Bachelor Mother, 1939, RKO Radio Pictures. Starring Ginger Rogers, David Niven, Charles Coburn. Directed by Garson Kanin. B&W, 82 minutes.
Polly Parrish (Ginger Rogers) has just been laid off of her seasonal job at Merlin and Son’s Department Store. It’s Christmastime, and she is in need of income, any income.
While at lunch on what appears to be her last day of work, she passes a foundling home and sees an older woman drop off an infant. Afraid the child may fall off the steps, Polly reaches out to pick him up, just as one of the home’s matrons opens the door. Inside, she’s unable to convince the home’s director the baby isn’t hers, but escapes the situation without a bundle of joy.
The foundling home tracks down her employer and convinces David Merlin (David Niven), the son in “Merlin and Son’s,” to give her back her job so she can care for “her” son. He does, but ends up paying an unexpected price for his generosity. Through a series of mishaps, the elder Mr. Merlin (Charles Coburn) comes to believe his son is the father of the baby, and expects him to do right by the child and his mother.
Bachelor Mother is an engaging comedy, predictable in some ways, yet clever in the details and twists that raise it above the level of bland storytelling. Nivens, Rogers, and Coburn each bring his or her own particular charm, with Rogers in particular showing an edgy, droll side. It doesn’t hurt that the baby is delightful, performing, it seems, on cue, although of course that likely wasn’t the case.
Rogers initially expressed “deep reservations” about the script, stating the story line was thin and the characters “had no life.” However, her concerns proved unfounded, and in her autobiography she wrote, “I loved working with David Niven and the precious baby…(Garson Kanin) was imaginative and spontaneous and his good humor and lively sense of comedy smoothed out any problems along the way.”
The script was by prolific screenwriter Norman Krasna, who also wrote the screenplays for such movies as Mr. and Mrs. Smith and White Christmas. It was based on a story by Felix Jackson, who received the film’s one Academy Award nomination, Best Writing, Original Story.
The film critic for The New York Times wrote “through smart writing, direction and performance, the theme is developed hilariously, with sudden and unexpected twists which never are permitted to affect the insane logic of the yarn’s progression.”

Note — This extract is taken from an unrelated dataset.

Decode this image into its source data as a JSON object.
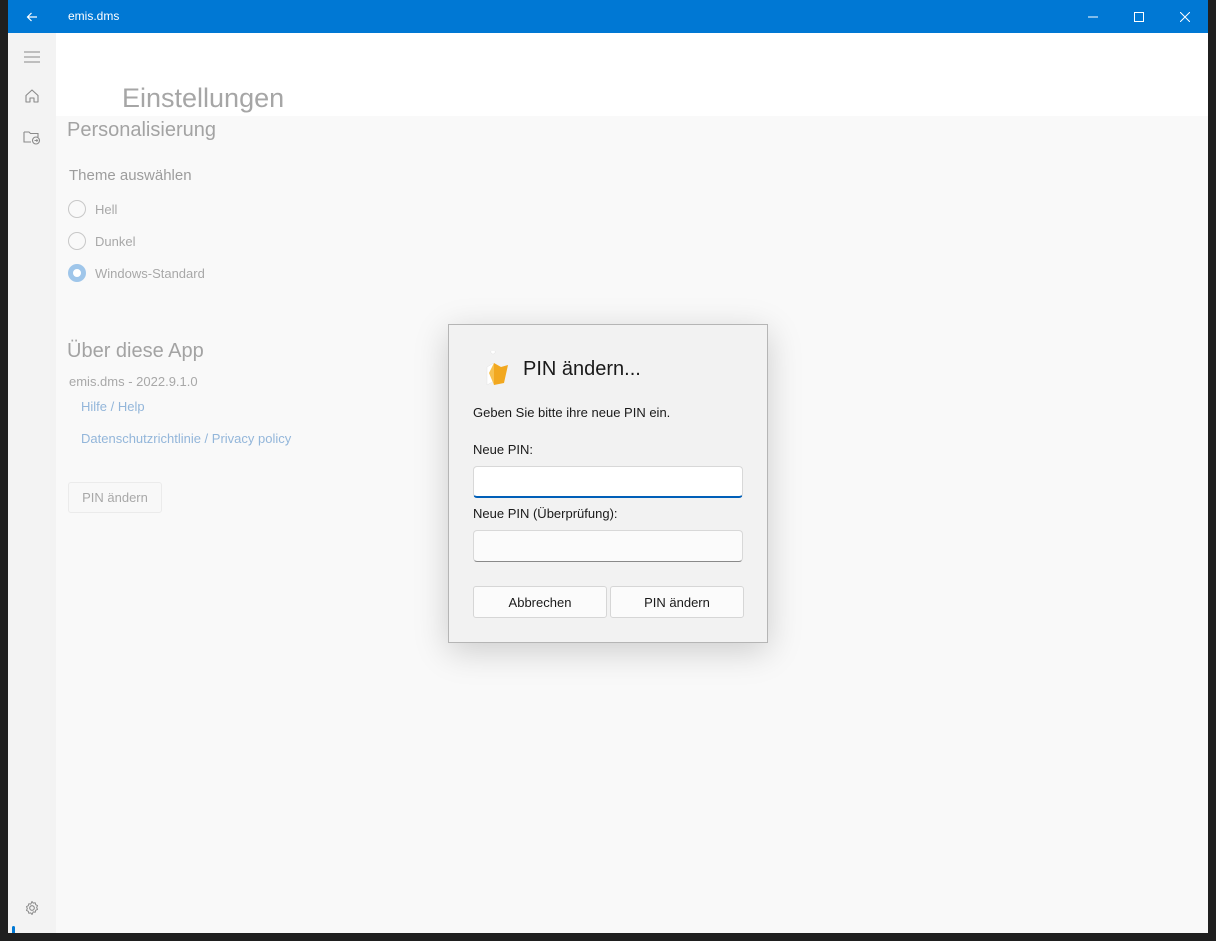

Perfectly enjoyable, Bachelor Mother is a comedy all classic movie fans should see. While the plot line of child abandonment hardly seems comic material, it’s handled in such a way that the improbable is easy to believe and the unbefitting is downright funny.